[Records excerpted from a collection]
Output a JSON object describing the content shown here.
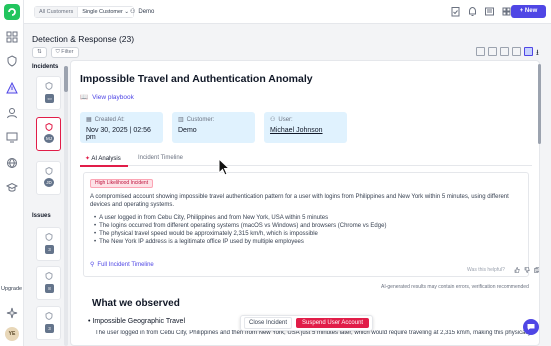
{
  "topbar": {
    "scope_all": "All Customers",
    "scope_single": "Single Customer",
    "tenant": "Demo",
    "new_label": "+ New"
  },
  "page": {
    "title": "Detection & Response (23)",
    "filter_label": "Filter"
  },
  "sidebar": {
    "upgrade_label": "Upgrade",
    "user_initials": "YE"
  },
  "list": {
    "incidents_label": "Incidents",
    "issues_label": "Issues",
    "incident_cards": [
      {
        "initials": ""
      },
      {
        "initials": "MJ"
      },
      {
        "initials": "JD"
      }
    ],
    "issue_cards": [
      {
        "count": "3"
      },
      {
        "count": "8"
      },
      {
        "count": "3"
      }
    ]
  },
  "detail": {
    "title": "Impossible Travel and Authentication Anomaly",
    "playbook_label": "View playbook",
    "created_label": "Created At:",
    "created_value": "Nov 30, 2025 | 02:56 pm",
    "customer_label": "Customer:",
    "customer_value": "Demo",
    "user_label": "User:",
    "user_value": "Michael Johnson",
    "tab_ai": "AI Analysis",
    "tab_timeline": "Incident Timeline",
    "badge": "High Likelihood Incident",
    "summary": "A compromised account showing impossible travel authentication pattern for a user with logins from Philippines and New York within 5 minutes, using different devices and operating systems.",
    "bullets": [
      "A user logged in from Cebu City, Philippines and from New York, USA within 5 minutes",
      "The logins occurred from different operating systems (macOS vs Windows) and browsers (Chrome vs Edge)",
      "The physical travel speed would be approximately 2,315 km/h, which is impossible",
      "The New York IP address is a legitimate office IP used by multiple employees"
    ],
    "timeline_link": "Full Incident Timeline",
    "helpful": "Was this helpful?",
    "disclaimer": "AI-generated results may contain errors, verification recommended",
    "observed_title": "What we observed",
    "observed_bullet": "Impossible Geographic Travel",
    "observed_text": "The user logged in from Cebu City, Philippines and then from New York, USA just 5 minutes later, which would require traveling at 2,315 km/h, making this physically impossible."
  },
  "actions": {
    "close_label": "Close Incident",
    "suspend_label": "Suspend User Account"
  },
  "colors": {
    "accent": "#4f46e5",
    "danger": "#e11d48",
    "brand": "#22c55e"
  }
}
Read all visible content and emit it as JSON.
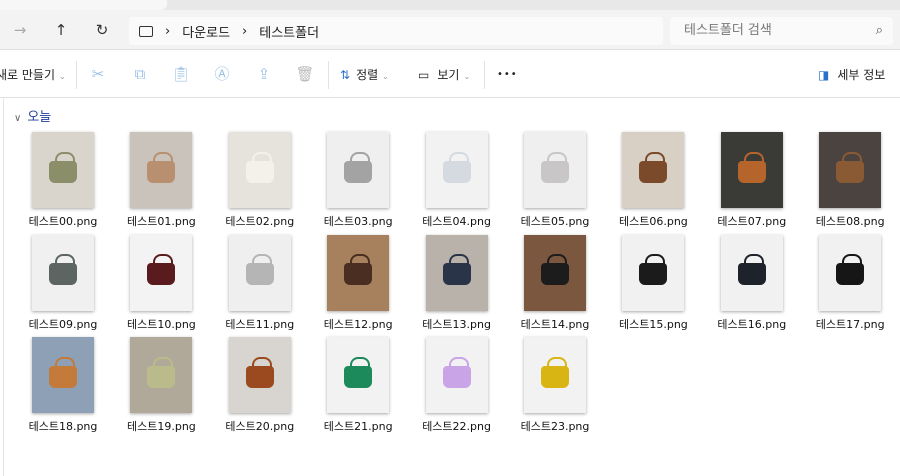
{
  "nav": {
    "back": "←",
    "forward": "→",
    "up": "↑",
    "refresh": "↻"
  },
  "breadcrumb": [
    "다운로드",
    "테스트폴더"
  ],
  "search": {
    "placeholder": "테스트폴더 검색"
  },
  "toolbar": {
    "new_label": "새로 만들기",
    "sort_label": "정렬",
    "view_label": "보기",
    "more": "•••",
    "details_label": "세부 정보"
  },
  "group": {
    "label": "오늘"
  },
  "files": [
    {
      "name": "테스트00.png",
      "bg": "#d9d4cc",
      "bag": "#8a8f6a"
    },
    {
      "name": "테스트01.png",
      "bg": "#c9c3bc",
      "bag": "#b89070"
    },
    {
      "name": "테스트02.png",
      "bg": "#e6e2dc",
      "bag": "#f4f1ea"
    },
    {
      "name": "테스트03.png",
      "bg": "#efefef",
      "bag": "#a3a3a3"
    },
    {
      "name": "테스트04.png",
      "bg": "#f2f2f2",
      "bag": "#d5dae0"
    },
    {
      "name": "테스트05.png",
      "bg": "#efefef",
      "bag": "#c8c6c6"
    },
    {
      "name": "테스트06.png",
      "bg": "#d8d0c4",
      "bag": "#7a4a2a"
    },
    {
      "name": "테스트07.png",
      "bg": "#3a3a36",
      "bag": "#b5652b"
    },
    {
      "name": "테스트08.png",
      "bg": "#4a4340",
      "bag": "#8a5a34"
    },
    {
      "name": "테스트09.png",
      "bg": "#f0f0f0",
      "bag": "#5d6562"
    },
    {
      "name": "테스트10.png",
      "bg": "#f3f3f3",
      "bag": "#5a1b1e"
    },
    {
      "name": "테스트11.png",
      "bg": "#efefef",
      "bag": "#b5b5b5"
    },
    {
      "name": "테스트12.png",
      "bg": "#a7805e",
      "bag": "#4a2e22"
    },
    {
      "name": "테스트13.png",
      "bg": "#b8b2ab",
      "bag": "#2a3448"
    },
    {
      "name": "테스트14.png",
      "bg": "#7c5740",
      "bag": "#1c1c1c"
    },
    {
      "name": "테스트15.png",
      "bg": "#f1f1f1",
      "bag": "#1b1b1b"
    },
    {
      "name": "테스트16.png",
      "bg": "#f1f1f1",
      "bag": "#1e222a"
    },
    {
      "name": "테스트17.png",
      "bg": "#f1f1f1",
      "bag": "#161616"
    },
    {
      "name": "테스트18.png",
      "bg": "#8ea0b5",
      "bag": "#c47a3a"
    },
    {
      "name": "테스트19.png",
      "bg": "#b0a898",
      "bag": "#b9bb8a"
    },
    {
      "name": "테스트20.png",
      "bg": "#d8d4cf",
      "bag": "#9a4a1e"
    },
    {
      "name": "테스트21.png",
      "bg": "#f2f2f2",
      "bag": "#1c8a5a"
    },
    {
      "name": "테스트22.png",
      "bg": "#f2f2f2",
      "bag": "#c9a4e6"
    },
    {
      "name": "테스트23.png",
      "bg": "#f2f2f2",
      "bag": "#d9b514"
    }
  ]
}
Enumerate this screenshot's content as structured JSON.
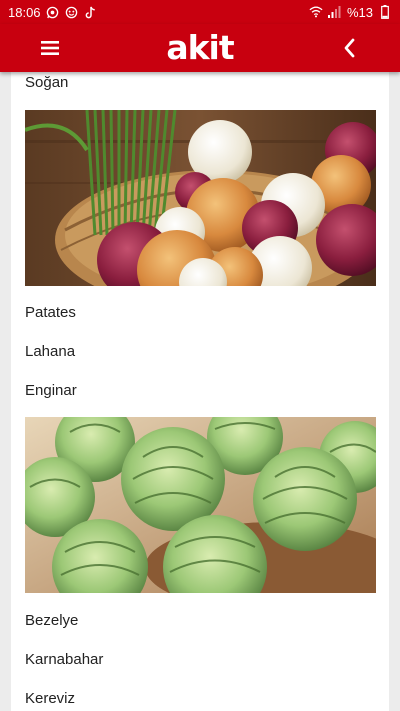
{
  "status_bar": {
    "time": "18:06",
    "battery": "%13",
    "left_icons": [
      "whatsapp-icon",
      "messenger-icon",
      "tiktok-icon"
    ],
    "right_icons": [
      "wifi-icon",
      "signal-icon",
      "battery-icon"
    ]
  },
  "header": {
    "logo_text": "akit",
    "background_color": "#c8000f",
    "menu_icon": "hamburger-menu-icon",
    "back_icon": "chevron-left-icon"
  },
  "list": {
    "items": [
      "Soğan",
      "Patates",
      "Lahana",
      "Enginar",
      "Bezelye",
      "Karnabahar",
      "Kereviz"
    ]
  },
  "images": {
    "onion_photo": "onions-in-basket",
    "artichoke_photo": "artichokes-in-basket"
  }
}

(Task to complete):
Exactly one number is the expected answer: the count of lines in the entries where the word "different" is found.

(Output below):
2